Majdi Faleh is an architect and Fulbright scholar who earned his Master in 2011. He practiced architecture for four years in France, Tunisia, USA, and Australia. Majdi is pursuing a PhD in architecture and philosophy at The University of Western Australia, and he is an awardee of the IPRS/APA scholarship. Majdi speaks 5 languages fluently and he is also an artist and an activist.
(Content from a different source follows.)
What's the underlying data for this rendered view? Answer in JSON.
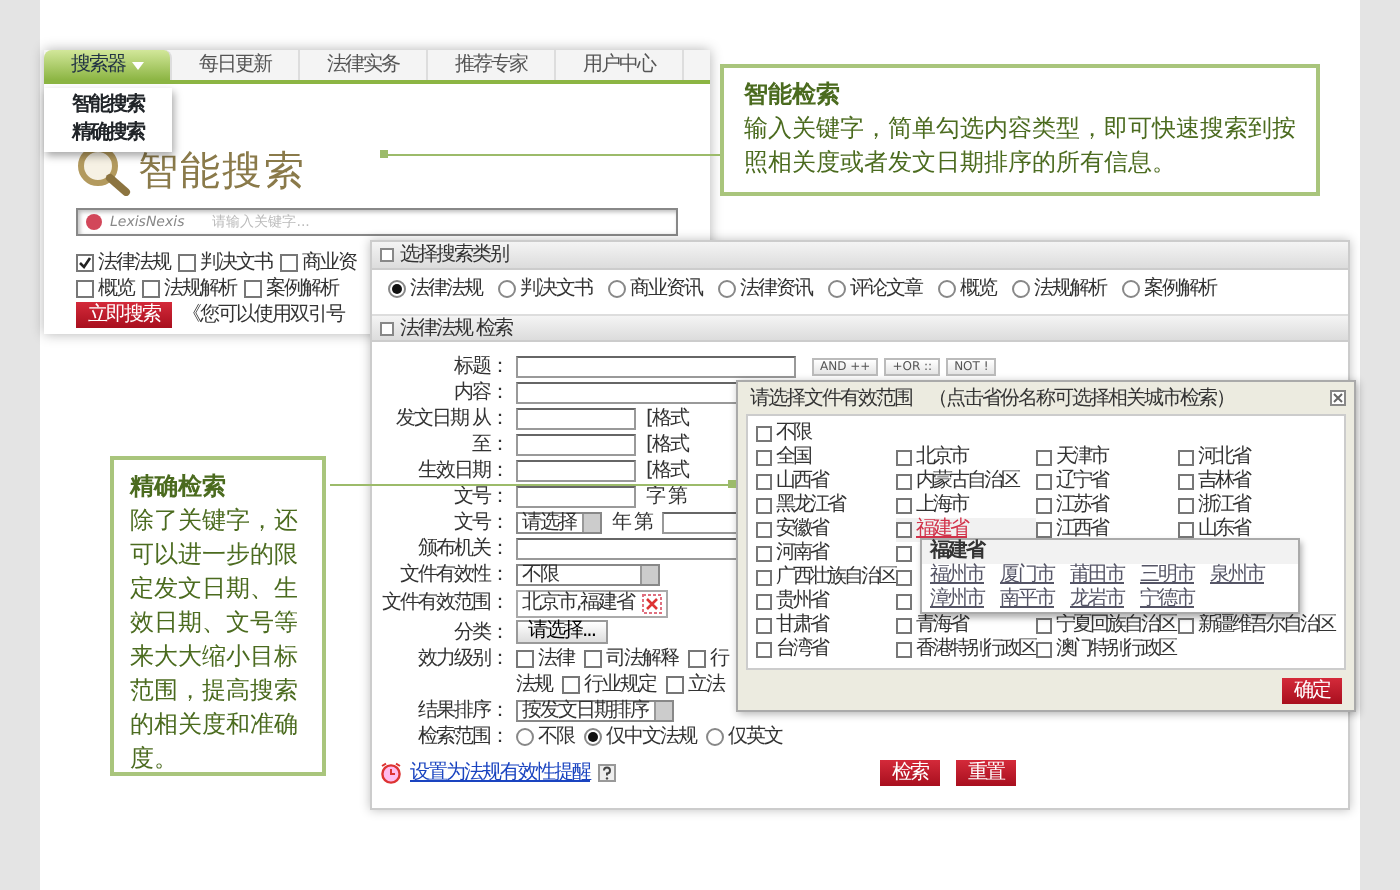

For paper see Space and Spatial Thinking in Islam: the Case of the Medina of Tunis with Dr. Caitilin de Bérigny.